Opioid use among cancer patients does not appear to be leading to the steep increase of overdoses seen in the general public, according to a study by Duke Cancer Institute researchers.
The study, presented to the ASCO Quality Care Symposium in Phoenix, found that death from opioids are 10 times less likely to occur in cancer patients compared to the general population.
During a 10-year period from 2006-16, the researchers found that opioid deaths in the general population increased from 5.33 to 8.97 per 100,000 people. For cancer patients, the rate rose from 0.52 to 0.66 per 100,000.
In all, 895 cancer patients died as a result of opioids over that period, compared to 193,500 in the non-cancer population.
Researchers used de-identified death certificate data from the National Center for Health Statistics, which cites one underlying cause of death and up to 20 contributing causes, as well as demographic data.
All deaths due to opioids were included from 2006-2016; if present, cancer was noted as a contributing cause. Opioid death incidence was calculated from both the U.S. and estimated cancer survivor population.
Breast cancer patients prefer knowing costs prior to starting treatment
Even when they had good health insurance coverage, women with breast cancer reported having financial worries related to their care, and the vast majority said they preferred to know about treatment costs at the time of diagnosis.
The findings from a study by Duke Cancer Institute researchers highlight the importance of considering medical costs as women face breast cancer treatment decisions.
The vast majority of women—eight out of 10—said they preferred knowing the costs of treatment prior to embarking on cancer care.
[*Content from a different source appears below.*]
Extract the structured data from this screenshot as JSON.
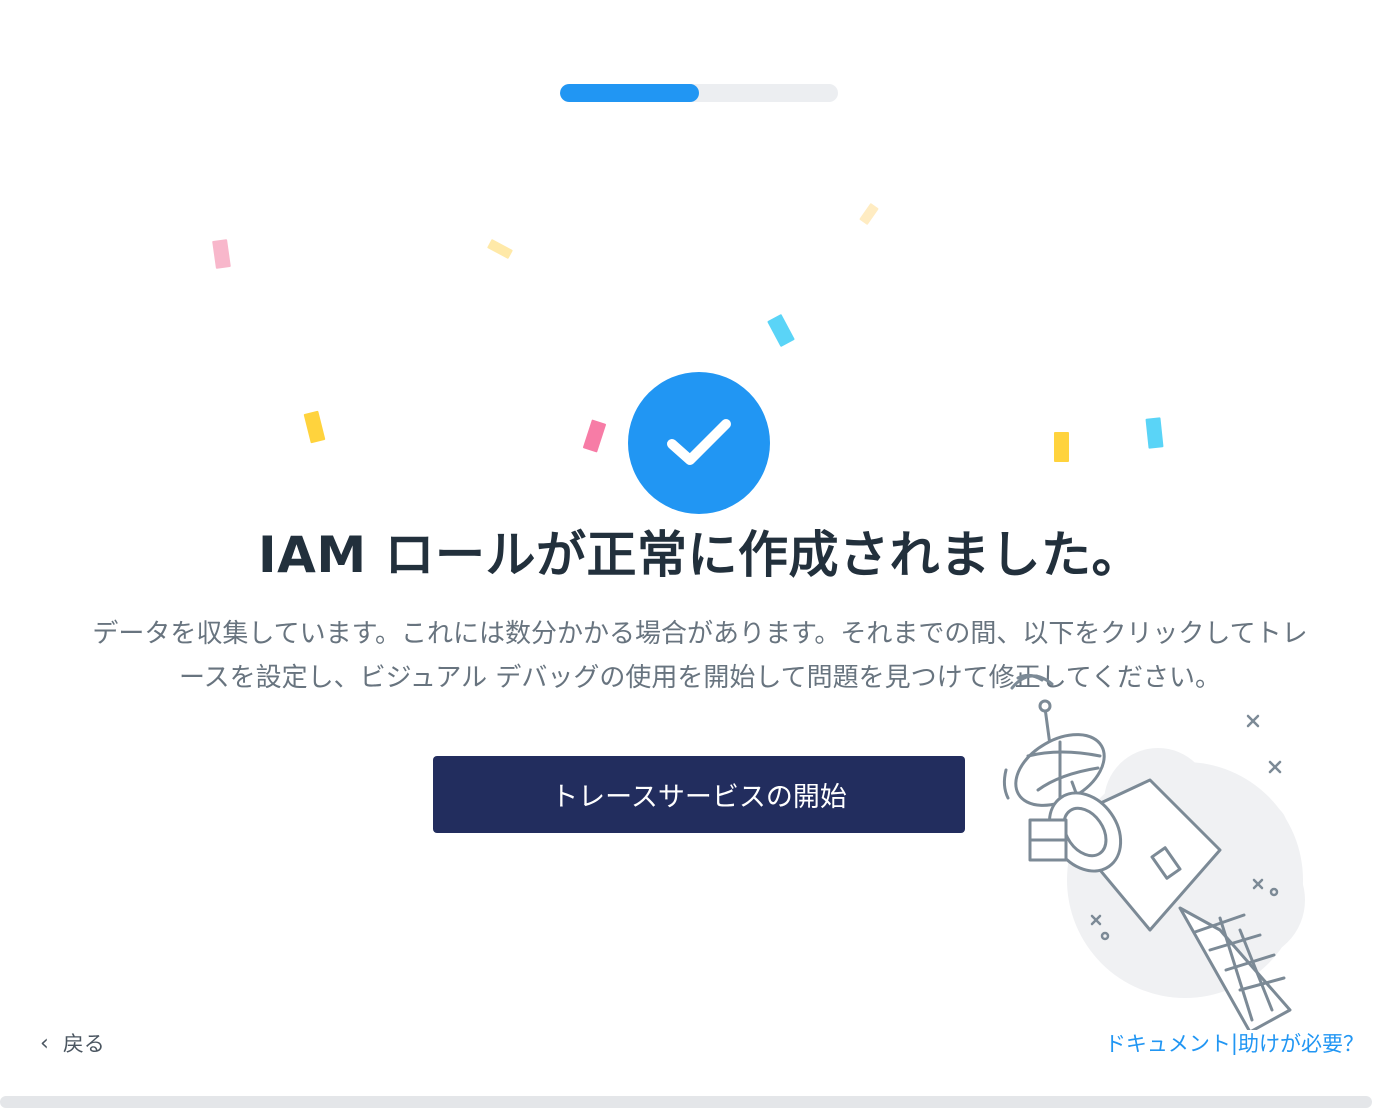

And 40 percent preferred that doctors consider costs when making treatment recommendations.
In the study, the Duke team surveyed more than 750 women after breast cancer from the Army of Women and Sisters Network, national organizations of women after breast cancer. All were women with a median age of about 50. Most had either private health insurance or Medicare, and had annual household income of more than $74,000.
Even within this group—financially better off than many cancer patients—nearly 16 percent reported significant to catastrophic financial burden.
Median reported out-of-pocket costs were $3,500, although 5 percent of women faced out-of-pocket costs over $30,000.
CIMAvax-EGF well tolerated for NSCLC, initial findings show
Initial results from the first North American clinical study of CIMAvax-EGF show that this Cuban-developed immunotherapy is safe, well tolerated and worthy of further study. Principal Investigator Grace Dy, of Roswell Park Comprehensive Cancer Center, presented the findings at the International Association for the Study of Lung Cancer’s 19th World Conference on Lung Cancer in Toronto, Canada.
The poster presentation reports results from the first portion of an ongoing phase I/II study of CIMAvax, an epidermal growth factor-depleting immunotherapy, in combination with the checkpoint inhibitor nivolumab (brand name Opdivo) in 13 patients with advanced non-small cell lung cancer. Nivolumab is an anti-PD1 antibody and is a standard therapeutic option in many countries, including the U.S., for patients with treatment-resistant or recurrent NSCLC.
No patients experienced life-threatening side effects attributable to the combination. One patient — representing 7 percent of this small study sample — experienced an on-target grade III side effect, myocarditis, attributed to nivolumab.
Earlier studies from Cuba have demonstrated a survival benefit for patients with advanced NSCLC who received maintenance doses of CIMAvax therapy in advanced NSCLC. While this initial dose-escalation portion of the ongoing Roswell Park study did not set out to evaluate efficacy, further examinations are underway.
Dy’s study was presented in collaboration with scientists from the Centro de Inmunología Molecular and Innovative Immunotherapy Alliance, a new company spun off from both Roswell Park and the CIM — the first-ever U.S.-Cuban biotech venture.